So yeah…he’s been more than worth the gamble on his non-guaranteed contract. The only problem now is that Vonleh’s strong play may increase his summer asking price to the point that a big one-year deal might not cut it. If the Knicks really do have their eye on the prize, they may not want to give multiple years to Vonleh and jeopardize max space for 2020 or beyond. For this simple reason, it might be time to start gauging the market.

As with any player, it comes down to what you can get in return. There are two lines of thinking here: either the Knicks can move him in exchange for an asset by itself, or use him to unload unwanted salary (read: Courtney Lee4).

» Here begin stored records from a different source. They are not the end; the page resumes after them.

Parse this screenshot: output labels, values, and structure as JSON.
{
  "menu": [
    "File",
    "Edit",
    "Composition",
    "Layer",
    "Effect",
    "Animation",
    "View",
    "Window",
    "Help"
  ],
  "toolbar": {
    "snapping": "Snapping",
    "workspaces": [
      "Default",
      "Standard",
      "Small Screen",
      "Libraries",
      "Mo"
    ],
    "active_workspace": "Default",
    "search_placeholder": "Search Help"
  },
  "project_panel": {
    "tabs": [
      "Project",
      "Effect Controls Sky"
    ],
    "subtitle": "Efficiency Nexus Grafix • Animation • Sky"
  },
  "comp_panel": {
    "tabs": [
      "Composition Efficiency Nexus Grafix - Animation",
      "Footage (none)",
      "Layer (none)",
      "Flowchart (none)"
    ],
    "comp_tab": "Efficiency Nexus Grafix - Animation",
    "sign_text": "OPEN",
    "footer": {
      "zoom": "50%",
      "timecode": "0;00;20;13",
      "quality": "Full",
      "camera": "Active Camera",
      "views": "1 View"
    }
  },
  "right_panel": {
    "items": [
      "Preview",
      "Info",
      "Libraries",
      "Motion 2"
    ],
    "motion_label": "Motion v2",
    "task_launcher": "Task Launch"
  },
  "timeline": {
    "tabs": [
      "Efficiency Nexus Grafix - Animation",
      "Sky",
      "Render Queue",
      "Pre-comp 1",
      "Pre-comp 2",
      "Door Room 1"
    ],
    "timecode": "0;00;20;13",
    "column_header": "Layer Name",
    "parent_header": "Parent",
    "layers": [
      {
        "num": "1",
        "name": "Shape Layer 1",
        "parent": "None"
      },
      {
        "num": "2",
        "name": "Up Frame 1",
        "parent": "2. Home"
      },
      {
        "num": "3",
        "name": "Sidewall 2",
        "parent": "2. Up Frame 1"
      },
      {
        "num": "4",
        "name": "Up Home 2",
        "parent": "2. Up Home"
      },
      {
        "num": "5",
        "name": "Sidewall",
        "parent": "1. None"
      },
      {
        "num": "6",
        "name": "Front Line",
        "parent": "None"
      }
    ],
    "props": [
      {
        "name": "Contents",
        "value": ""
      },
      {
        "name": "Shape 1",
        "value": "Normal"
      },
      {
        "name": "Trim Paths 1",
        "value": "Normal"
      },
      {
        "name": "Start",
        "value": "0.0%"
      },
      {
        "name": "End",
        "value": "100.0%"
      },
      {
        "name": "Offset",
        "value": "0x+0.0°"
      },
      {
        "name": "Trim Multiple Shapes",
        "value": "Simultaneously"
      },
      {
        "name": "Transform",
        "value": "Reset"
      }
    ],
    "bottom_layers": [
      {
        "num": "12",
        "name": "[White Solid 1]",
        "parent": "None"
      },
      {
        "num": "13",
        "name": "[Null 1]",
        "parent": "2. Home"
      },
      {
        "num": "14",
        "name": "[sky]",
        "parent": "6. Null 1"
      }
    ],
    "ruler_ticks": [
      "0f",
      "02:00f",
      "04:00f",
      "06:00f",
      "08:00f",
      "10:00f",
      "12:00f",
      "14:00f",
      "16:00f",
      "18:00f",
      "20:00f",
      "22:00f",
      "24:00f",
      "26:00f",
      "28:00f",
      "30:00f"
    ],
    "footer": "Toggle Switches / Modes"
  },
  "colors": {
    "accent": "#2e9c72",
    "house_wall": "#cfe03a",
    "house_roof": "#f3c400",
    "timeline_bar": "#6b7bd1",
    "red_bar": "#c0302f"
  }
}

Let’s take the latter first. Spencer Dinwiddie’s contract extension from Friday was further proof that Lee, on his current deal, is a net negative asset. Even assuming he gets back to being the player we saw at the beginning of last season, that’s not someone anyone would be rushing to pay $12.7 million5 in 2019-20 (for proof, just look at the deals J.J.Redick, Tyreke Evans and Wayne Ellington got this summer. All are better overall players than Lee).

New York needs to find a very particular trade partner: a) a playoff contender that b) doesn’t care about cap space this summer and c) has the requisite expiring salary to make a deal work6 and for whom d) both Lee and Vonleh would play meaningful minutes.

Memphis is the most obvious example. The Grizzlies could send back David Fizdale-favorite JaMychal Green, along with MarShon Brooks, Wayne Selden and Omri Casspi to make the money work. While Lee would take up the little bit of cap space they would’ve otherwise had come July, the trade would likely open up their full midlevel exception. That figures to be about what they would’ve had to spend anyway if they did nothing. It really comes down to how much they value Lee and Vonleh as players.

The Pelicans could also make sense, sending back Wesley Johnson, Cheick Diallo and Andrew Harrison, but they seem somewhat set in their Davis/Mirotic/Randle big man triad.

Philadelphia looms as a dark horse. They’d certainly rather maintain cap flexibility than pay Lee next year, and it’s possible no prospective deal would jeopardize that. Still, Joel Embiid is averaging nearly 35 minutes a night and the Sixers are hemorrhaging points when Amir Johnson gets in the game as his backup. Vonleh is a natural replacement for those minutes, and could even play alongside Embiid at times. They also clearly need another shooter, so it’s not like Lee would be useless.

That about does it for “attachment” trades. The other option is moving Vonleh straight up for an asset, likely a draft pick. Reading the market from the past few years, players of Vonleh’s caliber might net a low and/or heavily protected first-rounder…but only if the team getting the pick also takes back between $10 and $20 million in bad salary7. Spoiler alert: the Knicks are not going to do this.

A second rounder, on the other hand, is possible. As we’re currently seeing with Damyean Dotson and Mitchell Robinson, such picks are anything but throwaways. They could also be used to grease the skids on a separate Lee deal, if not now, then in the summer.

Philly is once again a team of note here, as they currently own not one, but two of the Knicks next three second rounders. Of course, if the Knicks were really smart, they’d think far ahead and try to snag someone’s second rounder in 2022, currently pegged to be the “double draft” when high schoolers may once again be allowed to have their names called on the big stage.

Every option should be on the table. More than anything, the Knicks should continue to be flexible and keep an open mind. Losing Vonleh (and arguably Lee) would undoubtedly make their team worse. Depending on where you lie on the “winning helps build culture” scale vs the “Zion or bust” scale8, that could be a good or a bad thing.

What can’t be argued is that Vonleh and Lee’s absences would alleviate the crunch for playing time that will once again rear its ugly head once the roster is back to full health9.

At the end of the day, if a good deal presents itself, great. If not, the current path works just fine too.